Conflicting reports exist within the Bible about the Israelite entry into the Land of Canaan. The basic contrast emerges in the books that follow the Five Books of Moses. Joshua suggests that the Israelite conquest was a rapid and thorough military enterprise; Judges indicates that the conquest was incremental, of long duration, and less than a total success.
This week’s portion sides with the version in Judges, stating that “The Lord your God will dislodge those peoples before you little by little; you will not be able to put an end to them at once, else the wild beasts would multiply to your hurt.” (Deuteronomy 7:22; see also Exodus 23:29-30)
The correlative passages in Judges suggest that the slow conquest of Canaan was a result either of God’s punishment of Israel for faithlessness, a test of Israel’s willingness to follow the stipulations of the Covenant, or a necessary means for the new generation born in the desert to experience the hardening that results from war and builds the capacity to endure.
By contrast, the record of conquest in Joshua is dazzling and decisive, the stuff of which myths and movies are made, with heroes and villains clearly drawn and the righteousness of the cause never in doubt.
As in other places in the Bible where differing versions of the same events are recorded, the remarkable thing here is that the biblical editors have left competing narratives.
The image of instantaneous incursion is appealing, but is the version most likely to be questioned by historians. Evidence in Judges, Samuel, and Kings indicates that the Israelites gradually infiltrated Canaan. Some indigenous populations seems to have been put to the sword, but others, including that of Jebusite Jerusalem, appear to have resisted the Israelites.
Put differently, given the complexity of the political, military, social, and cultural forces at play, it is likely that, as Rabbi Gunther Plaut puts it in his commentary, “the actual and full acquisition took several hundred years, and the native population was assimilated and not driven off or killed.”
Like the differing accounts in Joshua and Judges, some contemporary Israeli scholarship presents conflicting versions of the events and issues associated with the beginning of the State of Israel, some that challenge essential parts of Israeli culture and history.
The Bible’s openness to preserving differing accounts of the establishment of the first Jewish state should provide guidance in meditating the inevitable tensions that arise when foundational myths yield to historical reassessment. In the immediacy of events, a normative myth emerges. The further one gets from the events, the more complex become the analyses and explanations.

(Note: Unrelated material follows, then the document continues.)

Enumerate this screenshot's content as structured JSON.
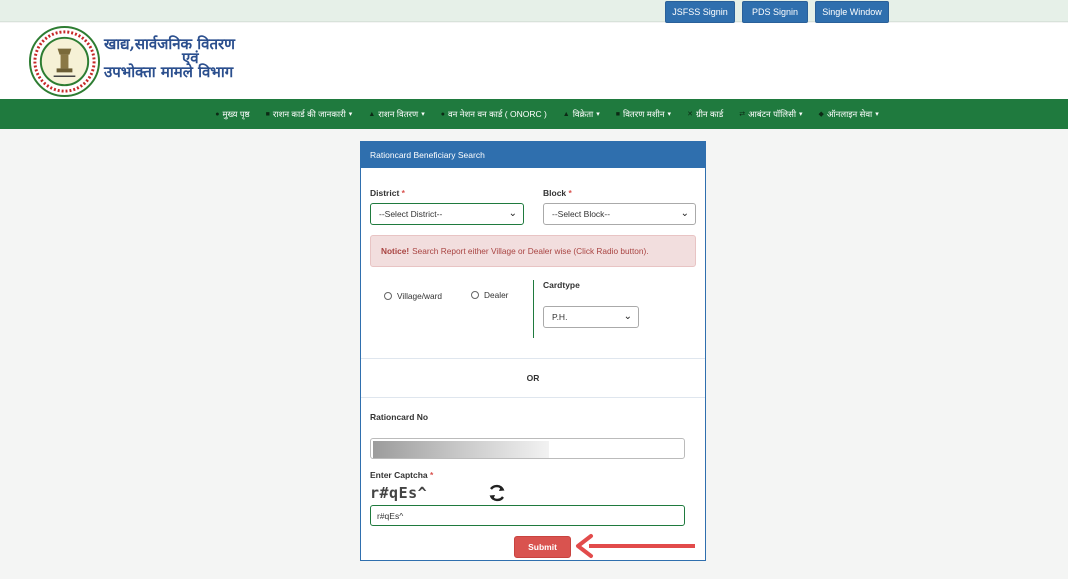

To challenge foundational stories is, to some, to undercut the legitimacy of the moral and historical claims that are the foundation of Israel itself. But re-visiting and re-visioning does not diminish the centrality or the vitality of Jewish political autonomy. As the biblical writers were able to accommodate alternative accounts, so too must contemporary Jews enter into discussion and debate, whether about the ways ancient Israel came to the Promised Land, or the ways contemporary Jews reclaimed a place in that same land for the modern State of Israel.